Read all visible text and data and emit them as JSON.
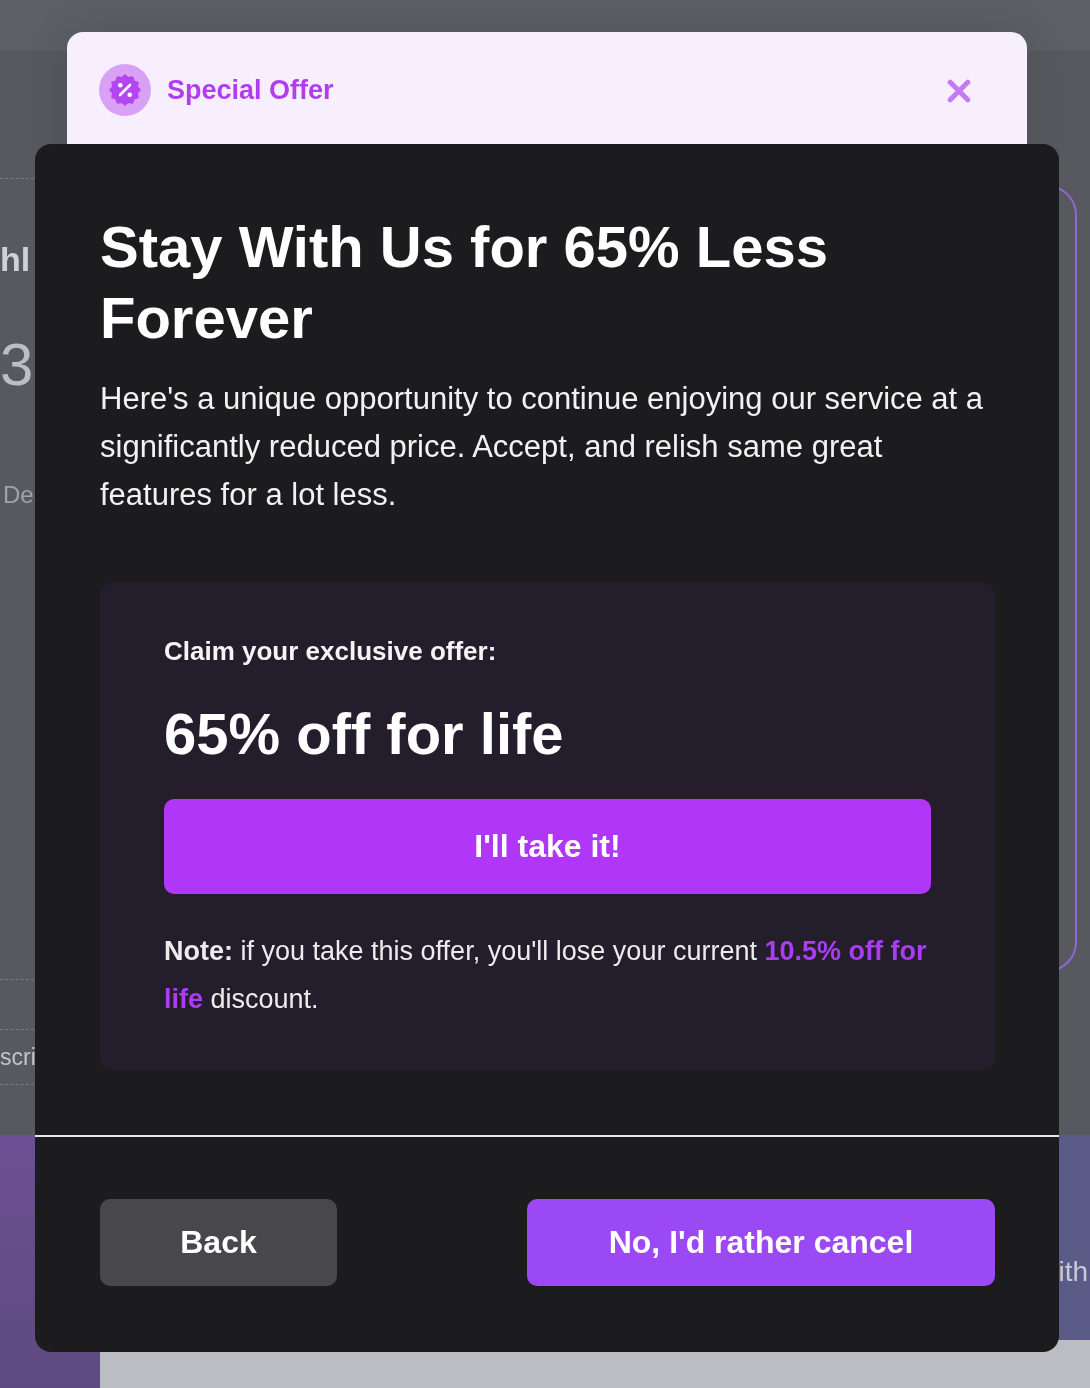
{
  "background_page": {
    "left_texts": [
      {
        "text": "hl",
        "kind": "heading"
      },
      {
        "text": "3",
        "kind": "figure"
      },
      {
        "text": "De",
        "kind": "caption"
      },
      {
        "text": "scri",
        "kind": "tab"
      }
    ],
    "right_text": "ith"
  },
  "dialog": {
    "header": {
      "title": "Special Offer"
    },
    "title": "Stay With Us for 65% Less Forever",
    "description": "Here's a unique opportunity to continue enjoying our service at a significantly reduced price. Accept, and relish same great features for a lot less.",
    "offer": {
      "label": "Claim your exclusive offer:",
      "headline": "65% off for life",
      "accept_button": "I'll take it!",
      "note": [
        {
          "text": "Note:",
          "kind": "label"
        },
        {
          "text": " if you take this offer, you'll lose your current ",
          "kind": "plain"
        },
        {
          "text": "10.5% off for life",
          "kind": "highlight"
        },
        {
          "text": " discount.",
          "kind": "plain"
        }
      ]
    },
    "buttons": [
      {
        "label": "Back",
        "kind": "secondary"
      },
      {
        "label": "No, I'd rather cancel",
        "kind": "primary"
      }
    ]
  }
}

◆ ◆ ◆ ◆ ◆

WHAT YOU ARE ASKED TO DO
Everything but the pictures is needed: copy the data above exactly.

ANSWER BOX
Read all visible text and data and emit them as JSON.
{
  "background_page": {
    "left_texts": [
      {
        "text": "hl",
        "kind": "heading"
      },
      {
        "text": "3",
        "kind": "figure"
      },
      {
        "text": "De",
        "kind": "caption"
      },
      {
        "text": "scri",
        "kind": "tab"
      }
    ],
    "right_text": "ith"
  },
  "dialog": {
    "header": {
      "title": "Special Offer"
    },
    "title": "Stay With Us for 65% Less Forever",
    "description": "Here's a unique opportunity to continue enjoying our service at a significantly reduced price. Accept, and relish same great features for a lot less.",
    "offer": {
      "label": "Claim your exclusive offer:",
      "headline": "65% off for life",
      "accept_button": "I'll take it!",
      "note": [
        {
          "text": "Note:",
          "kind": "label"
        },
        {
          "text": " if you take this offer, you'll lose your current ",
          "kind": "plain"
        },
        {
          "text": "10.5% off for life",
          "kind": "highlight"
        },
        {
          "text": " discount.",
          "kind": "plain"
        }
      ]
    },
    "buttons": [
      {
        "label": "Back",
        "kind": "secondary"
      },
      {
        "label": "No, I'd rather cancel",
        "kind": "primary"
      }
    ]
  }
}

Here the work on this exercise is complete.